Andrea del Sarto
1486-1530

The Madonna and Child with the Infant Saint John the Baptist

Oil on panel, 87.5 x 68.6 cm

Painted in Florence c. 1513

19th century label on reverse reads ‘3054 # 6-27-95’

Provenance
Private Collection, Nantucket;
Sale: Christie’s New York: Friday, Jauary 31, 1997, Lot 141;
Private Collection, London
European Private Collection
Exhibition: Old Masters in a Modern Light Whitfield Fine Art, 2009
Palazzo Corsini: Biennale Internazionale De”’ Antiquariato Di Firenze, 2011

Literature
Sidney J. Freedberg, Andrea Del Sarto, Cambridge 1963, no. 46, p.93 (as a lost composition);
John Shearman, Andrea Del Sarto, Oxford 1965, no. 24, p.210 (as the missing original for no. 24)
John Shearman, Letter, 29/11/2000 (as “authentic Andrea about 1513, of a very interesting and important design).

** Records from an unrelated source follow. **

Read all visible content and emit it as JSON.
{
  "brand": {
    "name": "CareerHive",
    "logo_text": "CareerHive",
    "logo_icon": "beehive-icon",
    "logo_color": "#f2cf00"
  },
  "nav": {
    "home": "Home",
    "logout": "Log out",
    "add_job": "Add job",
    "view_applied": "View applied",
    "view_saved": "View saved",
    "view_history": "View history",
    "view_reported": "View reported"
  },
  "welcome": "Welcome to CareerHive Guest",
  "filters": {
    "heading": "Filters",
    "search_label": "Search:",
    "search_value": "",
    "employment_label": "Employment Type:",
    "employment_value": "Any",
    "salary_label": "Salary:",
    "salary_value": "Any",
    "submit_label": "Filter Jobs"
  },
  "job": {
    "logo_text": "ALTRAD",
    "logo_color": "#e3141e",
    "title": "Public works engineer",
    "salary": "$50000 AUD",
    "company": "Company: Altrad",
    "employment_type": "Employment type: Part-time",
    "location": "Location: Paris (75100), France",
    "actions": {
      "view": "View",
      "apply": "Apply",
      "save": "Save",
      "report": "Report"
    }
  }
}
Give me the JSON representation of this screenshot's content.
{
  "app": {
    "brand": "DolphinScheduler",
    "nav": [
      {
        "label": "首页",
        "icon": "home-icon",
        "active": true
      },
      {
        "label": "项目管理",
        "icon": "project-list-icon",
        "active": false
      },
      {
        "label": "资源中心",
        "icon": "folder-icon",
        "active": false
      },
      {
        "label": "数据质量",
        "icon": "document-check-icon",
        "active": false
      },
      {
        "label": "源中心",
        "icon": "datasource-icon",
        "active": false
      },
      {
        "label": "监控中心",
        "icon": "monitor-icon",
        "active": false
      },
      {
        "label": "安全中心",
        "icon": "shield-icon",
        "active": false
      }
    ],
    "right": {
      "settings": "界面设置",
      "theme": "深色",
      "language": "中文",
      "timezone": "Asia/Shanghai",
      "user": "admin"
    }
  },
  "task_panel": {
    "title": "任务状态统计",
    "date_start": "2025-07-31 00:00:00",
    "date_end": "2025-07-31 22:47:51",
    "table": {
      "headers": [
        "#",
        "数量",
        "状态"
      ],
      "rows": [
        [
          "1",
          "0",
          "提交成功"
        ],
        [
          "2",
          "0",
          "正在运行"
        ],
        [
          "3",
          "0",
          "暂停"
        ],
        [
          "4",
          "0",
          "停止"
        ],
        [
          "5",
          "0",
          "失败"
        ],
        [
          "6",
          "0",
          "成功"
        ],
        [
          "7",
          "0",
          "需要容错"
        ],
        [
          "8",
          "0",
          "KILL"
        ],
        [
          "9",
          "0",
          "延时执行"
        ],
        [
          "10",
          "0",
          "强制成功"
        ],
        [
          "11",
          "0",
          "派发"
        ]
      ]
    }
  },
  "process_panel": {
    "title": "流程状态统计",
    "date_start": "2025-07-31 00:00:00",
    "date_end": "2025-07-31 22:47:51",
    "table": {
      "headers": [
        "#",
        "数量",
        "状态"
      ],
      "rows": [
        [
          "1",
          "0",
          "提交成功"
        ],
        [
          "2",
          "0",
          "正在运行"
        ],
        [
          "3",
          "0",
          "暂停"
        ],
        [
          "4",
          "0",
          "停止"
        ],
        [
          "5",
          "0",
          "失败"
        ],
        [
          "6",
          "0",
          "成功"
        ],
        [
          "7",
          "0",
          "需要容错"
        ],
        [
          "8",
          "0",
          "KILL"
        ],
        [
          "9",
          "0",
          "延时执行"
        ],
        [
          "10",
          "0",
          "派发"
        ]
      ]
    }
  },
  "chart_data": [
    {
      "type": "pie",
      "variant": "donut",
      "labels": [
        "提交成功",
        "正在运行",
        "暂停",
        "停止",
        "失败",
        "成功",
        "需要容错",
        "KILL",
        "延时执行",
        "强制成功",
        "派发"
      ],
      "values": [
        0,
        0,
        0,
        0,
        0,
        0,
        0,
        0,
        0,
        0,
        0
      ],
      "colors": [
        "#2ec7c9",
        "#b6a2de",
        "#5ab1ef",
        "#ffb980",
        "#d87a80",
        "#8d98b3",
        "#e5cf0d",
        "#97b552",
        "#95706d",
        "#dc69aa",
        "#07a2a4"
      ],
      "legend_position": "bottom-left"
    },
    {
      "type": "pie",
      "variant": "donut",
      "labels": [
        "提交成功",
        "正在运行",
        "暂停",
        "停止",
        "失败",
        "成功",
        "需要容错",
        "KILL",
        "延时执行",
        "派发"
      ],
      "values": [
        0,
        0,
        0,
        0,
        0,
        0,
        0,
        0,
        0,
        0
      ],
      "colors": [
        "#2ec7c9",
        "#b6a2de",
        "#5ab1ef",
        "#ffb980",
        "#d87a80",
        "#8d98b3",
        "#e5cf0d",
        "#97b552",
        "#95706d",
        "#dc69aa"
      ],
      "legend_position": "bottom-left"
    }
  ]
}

This famous lost masterpiece has only recently come to light. The painting has been the subject of a careful conservation at Mazzochini Studios throughout 2008. It was discovered that the background had, in the eighteenth or early nineteenth century, been entirely overpainted, in order to make the design correspond more closely with the Leonardo-esque sfumato that was favoured at the time. Now the figures stand out more against the lively brushwork, in characteristic green and grey, and the original shadow of the figures with its vigourous shading, that is also present in the Madonna of the H arpies, has also been revealed. The colours of the figures have also found their original clarity and depth, the red lacquer of the Madonna’s sleeve being revealed as the same tonality of the red of the dress. Painted around 1513 it is one of the most exciting rediscoveries in Andrea Del Sarto’s oeuvre. It is one of the primary High Renaissance examples of a tradition of images of the Holy family in Florentine painting, which is a characteristic feature throughout the Cinquecento from Raphael to Pontormo and Bronzino. The important composition shows Del Sarto developing the emotional excitement and direct appeal of his work, as he entered his most accomplished stage of his career. Professor John Shearman notes the influence the composition had on Pontormo amongst others, and that its importance has been overlooked in studies of the period. The attribution was confirmed by the late Professor Shearman [written communication 29 November 2000]